■ TASK DESCRIPTION ■
Gather each line of the records where "Table" appears.

■ DATA FOR THIS EXERCISE ■
+++++

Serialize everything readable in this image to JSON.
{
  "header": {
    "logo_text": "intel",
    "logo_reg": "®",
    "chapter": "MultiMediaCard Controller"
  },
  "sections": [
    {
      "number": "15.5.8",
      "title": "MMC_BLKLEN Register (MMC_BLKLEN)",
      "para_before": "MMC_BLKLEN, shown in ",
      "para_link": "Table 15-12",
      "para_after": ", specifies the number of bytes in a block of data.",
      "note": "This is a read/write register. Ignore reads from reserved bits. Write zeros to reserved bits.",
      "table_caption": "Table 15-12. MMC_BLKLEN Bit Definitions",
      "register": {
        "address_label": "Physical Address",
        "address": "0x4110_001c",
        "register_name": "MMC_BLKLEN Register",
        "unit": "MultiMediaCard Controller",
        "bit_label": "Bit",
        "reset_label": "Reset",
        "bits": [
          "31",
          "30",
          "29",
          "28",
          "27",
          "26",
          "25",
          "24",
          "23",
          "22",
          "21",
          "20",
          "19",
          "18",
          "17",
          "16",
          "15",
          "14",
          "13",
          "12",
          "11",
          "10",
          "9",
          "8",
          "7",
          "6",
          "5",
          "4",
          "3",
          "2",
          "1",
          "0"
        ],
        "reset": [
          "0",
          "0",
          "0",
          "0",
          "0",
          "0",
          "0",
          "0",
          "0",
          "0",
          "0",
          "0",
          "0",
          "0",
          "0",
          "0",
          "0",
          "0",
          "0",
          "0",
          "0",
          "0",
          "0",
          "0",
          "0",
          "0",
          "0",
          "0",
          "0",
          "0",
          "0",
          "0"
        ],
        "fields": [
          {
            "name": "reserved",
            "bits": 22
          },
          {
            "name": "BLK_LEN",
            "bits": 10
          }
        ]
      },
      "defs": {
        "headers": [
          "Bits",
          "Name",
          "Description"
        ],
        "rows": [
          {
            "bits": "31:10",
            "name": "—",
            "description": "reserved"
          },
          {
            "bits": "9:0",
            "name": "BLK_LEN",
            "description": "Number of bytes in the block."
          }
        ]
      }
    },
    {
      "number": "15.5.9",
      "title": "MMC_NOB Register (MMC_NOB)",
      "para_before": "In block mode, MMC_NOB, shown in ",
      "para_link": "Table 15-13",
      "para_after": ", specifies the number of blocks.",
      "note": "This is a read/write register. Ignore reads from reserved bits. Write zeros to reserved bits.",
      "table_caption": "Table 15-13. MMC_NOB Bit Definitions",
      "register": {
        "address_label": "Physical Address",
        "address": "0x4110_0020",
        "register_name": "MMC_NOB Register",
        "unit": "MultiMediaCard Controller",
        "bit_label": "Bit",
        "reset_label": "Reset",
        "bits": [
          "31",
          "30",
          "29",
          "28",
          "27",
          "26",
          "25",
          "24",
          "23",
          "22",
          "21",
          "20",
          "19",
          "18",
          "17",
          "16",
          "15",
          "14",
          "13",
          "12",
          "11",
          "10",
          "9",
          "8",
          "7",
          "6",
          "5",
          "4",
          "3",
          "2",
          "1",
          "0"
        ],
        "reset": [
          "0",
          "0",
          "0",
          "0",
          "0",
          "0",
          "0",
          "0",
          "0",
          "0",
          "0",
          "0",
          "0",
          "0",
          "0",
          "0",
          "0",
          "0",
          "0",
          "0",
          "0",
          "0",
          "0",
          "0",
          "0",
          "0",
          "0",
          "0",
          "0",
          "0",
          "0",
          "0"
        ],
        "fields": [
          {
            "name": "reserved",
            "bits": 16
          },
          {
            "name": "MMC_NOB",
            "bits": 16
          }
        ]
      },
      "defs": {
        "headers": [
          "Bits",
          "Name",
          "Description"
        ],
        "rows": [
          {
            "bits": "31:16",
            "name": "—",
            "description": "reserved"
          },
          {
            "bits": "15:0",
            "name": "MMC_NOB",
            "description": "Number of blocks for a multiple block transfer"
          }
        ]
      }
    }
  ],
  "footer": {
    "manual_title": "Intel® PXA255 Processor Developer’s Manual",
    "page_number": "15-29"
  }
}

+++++

■ RESPONSE ■
      "para_link": "Table 15-12",
      "table_caption": "Table 15-12. MMC_BLKLEN Bit Definitions",
      "para_link": "Table 15-13",
      "table_caption": "Table 15-13. MMC_NOB Bit Definitions",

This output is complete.